Problem to work on:
In the data below, find each line carrying the string "Compétence" and copy it out.

Data supplied:
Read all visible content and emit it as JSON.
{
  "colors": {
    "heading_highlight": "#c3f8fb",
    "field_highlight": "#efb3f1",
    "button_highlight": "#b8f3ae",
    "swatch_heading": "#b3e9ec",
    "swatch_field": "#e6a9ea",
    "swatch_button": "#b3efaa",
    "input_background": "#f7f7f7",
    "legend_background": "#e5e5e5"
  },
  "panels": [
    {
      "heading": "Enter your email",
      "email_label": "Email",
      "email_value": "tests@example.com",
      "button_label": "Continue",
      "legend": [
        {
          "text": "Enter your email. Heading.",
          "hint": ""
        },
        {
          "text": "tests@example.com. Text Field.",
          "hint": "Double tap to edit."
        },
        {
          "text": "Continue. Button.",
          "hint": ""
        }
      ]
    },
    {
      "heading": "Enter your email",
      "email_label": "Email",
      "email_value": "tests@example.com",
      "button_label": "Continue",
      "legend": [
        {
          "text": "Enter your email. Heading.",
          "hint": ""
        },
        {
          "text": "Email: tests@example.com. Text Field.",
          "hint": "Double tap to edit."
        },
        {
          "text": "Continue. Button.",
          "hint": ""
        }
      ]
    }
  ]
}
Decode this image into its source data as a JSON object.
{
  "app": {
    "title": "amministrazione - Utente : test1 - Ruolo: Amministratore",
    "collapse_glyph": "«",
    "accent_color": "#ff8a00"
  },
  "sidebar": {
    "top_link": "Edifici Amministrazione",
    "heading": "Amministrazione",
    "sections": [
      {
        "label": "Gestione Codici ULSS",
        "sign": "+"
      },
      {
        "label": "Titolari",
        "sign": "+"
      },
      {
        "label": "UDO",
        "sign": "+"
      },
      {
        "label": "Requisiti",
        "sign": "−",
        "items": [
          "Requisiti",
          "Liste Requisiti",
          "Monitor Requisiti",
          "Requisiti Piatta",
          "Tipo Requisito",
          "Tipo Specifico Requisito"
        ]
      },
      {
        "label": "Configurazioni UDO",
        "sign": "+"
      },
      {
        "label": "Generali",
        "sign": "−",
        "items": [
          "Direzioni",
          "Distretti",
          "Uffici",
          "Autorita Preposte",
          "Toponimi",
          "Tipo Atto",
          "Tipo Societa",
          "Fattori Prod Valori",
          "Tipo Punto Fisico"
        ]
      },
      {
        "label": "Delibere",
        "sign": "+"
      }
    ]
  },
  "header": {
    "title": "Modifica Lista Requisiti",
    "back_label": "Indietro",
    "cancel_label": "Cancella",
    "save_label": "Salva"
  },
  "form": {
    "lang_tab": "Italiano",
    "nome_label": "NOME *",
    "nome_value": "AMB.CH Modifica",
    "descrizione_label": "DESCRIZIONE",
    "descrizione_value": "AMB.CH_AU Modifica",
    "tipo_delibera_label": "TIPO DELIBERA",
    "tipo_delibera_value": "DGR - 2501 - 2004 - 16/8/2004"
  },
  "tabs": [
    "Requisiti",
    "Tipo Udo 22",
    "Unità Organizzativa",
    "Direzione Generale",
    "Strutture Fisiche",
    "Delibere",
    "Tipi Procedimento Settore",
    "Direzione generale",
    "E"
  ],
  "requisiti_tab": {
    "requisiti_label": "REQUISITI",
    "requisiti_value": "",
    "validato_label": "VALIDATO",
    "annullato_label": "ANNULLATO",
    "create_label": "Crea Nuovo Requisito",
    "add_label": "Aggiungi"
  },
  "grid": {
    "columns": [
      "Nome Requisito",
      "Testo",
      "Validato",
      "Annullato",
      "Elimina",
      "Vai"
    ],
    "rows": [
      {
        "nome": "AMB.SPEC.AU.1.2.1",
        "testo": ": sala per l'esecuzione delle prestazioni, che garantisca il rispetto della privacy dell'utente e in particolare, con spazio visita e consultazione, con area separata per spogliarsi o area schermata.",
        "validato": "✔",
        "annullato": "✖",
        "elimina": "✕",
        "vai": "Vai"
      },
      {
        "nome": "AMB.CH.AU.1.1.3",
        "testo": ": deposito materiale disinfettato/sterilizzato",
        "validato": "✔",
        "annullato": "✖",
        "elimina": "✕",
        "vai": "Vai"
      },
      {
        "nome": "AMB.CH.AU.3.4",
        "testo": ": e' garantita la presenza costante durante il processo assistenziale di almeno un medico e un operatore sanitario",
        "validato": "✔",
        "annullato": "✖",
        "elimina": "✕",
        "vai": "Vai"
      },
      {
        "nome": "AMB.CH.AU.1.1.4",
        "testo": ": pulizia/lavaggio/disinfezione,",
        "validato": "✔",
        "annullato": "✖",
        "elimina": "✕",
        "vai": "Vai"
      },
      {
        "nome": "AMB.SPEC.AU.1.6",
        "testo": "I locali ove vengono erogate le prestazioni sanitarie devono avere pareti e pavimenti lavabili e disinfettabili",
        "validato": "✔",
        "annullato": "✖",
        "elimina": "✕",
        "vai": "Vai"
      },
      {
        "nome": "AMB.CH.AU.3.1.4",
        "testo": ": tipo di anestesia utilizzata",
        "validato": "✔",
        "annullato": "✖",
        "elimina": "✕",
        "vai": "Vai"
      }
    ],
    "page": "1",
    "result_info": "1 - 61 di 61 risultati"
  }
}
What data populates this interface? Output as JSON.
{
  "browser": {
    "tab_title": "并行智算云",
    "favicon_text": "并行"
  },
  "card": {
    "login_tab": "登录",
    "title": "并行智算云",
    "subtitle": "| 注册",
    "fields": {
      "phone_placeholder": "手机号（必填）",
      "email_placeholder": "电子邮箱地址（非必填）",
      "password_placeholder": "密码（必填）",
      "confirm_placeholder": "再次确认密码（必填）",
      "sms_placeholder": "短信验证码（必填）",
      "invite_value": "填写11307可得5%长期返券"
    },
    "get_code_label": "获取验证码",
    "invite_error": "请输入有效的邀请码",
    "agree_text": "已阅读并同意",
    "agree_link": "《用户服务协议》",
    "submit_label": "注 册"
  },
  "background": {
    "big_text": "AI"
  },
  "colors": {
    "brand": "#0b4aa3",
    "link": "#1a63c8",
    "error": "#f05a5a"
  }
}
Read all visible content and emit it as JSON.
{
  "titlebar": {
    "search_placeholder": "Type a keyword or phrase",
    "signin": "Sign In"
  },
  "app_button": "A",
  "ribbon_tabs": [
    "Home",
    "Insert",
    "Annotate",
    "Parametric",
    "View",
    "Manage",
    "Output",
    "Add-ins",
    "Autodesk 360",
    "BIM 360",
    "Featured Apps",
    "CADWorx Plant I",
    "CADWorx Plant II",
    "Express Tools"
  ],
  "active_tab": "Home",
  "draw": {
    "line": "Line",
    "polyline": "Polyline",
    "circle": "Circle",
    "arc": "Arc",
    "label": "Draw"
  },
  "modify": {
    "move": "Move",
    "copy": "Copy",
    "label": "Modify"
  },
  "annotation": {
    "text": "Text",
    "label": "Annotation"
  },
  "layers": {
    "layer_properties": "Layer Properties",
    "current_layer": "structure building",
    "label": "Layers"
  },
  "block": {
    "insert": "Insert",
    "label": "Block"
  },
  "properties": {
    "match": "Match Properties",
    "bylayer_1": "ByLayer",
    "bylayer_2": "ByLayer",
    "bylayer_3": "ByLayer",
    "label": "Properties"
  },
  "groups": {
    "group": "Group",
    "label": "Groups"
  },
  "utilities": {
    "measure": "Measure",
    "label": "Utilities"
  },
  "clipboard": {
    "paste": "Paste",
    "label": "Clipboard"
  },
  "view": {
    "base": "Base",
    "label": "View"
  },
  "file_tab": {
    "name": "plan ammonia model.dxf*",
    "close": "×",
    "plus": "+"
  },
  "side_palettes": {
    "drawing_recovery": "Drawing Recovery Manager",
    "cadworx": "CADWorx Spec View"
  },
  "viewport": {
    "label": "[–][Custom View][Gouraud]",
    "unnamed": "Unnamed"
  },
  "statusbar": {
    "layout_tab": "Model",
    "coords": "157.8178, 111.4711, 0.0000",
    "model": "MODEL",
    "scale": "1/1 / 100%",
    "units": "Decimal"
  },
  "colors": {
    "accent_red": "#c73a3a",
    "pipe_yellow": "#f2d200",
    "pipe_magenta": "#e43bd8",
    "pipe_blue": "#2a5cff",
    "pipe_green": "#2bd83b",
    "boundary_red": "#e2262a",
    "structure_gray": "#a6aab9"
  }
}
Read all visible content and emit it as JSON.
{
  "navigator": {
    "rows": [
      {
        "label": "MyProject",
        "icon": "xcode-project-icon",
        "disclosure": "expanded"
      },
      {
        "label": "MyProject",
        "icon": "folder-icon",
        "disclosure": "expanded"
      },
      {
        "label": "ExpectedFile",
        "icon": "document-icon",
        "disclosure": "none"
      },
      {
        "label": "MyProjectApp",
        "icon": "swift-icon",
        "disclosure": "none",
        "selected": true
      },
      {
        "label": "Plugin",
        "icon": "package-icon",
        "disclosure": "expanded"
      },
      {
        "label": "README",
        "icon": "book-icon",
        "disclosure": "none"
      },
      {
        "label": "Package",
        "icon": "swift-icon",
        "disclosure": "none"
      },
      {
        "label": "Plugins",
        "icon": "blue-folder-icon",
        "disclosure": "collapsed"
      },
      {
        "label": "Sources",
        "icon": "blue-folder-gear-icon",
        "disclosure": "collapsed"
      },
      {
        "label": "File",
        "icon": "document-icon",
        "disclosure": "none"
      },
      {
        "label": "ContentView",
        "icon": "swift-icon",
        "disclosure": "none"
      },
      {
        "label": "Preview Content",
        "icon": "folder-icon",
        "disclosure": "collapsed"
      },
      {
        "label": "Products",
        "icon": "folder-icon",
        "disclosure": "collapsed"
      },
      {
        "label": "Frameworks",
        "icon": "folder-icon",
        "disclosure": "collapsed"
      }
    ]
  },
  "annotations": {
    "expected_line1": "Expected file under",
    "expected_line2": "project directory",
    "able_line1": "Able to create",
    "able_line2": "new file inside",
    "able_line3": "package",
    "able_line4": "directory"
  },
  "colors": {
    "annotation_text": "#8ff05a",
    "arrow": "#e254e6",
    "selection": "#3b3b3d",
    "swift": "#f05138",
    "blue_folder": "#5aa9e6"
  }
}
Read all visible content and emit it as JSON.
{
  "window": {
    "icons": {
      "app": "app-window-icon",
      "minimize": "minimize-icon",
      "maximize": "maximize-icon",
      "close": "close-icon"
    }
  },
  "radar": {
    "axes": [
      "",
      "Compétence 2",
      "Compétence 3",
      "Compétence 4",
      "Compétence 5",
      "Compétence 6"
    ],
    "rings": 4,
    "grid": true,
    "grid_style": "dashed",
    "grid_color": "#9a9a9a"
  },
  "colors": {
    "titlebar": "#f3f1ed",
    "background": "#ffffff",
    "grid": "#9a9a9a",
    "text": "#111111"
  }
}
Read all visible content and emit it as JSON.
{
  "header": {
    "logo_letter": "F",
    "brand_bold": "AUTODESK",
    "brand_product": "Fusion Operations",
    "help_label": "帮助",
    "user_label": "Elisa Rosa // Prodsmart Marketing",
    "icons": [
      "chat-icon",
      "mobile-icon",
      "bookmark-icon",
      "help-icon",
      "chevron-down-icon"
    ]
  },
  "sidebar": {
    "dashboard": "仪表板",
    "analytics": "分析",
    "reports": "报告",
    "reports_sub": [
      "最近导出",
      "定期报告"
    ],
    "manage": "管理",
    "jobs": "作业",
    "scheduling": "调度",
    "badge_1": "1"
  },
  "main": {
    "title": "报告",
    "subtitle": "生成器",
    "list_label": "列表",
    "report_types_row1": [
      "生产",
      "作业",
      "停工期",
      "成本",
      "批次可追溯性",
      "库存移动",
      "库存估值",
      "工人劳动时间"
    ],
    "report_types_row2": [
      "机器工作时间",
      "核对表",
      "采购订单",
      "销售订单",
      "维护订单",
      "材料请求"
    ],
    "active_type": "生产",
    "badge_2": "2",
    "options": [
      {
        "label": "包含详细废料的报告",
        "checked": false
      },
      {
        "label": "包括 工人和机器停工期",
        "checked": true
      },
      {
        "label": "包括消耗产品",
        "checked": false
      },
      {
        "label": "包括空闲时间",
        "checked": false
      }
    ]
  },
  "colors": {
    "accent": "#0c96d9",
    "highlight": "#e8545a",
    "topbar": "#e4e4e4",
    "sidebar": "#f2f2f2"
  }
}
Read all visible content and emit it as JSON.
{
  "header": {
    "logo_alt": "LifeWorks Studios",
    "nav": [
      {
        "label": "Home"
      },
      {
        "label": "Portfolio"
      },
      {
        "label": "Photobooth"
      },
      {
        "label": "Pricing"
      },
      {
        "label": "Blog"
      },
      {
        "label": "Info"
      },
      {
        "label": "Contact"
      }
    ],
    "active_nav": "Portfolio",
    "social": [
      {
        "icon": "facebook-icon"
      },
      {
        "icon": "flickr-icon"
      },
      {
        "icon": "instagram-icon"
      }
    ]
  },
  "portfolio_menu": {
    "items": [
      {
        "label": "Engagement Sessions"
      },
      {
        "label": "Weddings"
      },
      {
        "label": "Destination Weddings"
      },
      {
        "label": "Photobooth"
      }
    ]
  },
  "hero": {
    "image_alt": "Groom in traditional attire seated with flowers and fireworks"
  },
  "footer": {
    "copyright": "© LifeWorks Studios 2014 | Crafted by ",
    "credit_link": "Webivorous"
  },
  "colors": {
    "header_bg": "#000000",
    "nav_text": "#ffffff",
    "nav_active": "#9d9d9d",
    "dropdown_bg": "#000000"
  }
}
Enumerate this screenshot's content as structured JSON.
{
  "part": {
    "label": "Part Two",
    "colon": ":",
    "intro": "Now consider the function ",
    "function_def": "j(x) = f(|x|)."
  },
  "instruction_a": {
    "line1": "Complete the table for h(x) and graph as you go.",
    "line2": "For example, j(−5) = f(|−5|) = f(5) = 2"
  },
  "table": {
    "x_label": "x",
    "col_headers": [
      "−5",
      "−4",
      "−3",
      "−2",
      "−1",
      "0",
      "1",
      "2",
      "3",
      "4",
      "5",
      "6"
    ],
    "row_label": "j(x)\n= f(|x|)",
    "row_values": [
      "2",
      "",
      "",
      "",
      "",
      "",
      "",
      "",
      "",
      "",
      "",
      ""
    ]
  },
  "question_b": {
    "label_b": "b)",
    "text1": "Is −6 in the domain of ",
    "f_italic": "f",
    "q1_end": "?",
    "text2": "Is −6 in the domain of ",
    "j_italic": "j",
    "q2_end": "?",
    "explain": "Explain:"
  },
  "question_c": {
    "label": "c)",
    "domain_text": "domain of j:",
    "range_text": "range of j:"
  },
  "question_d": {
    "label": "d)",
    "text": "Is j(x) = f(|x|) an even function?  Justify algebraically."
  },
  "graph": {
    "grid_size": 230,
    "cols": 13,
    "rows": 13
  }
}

Output below:
      "Compétence 2",
      "Compétence 3",
      "Compétence 4",
      "Compétence 5",
      "Compétence 6"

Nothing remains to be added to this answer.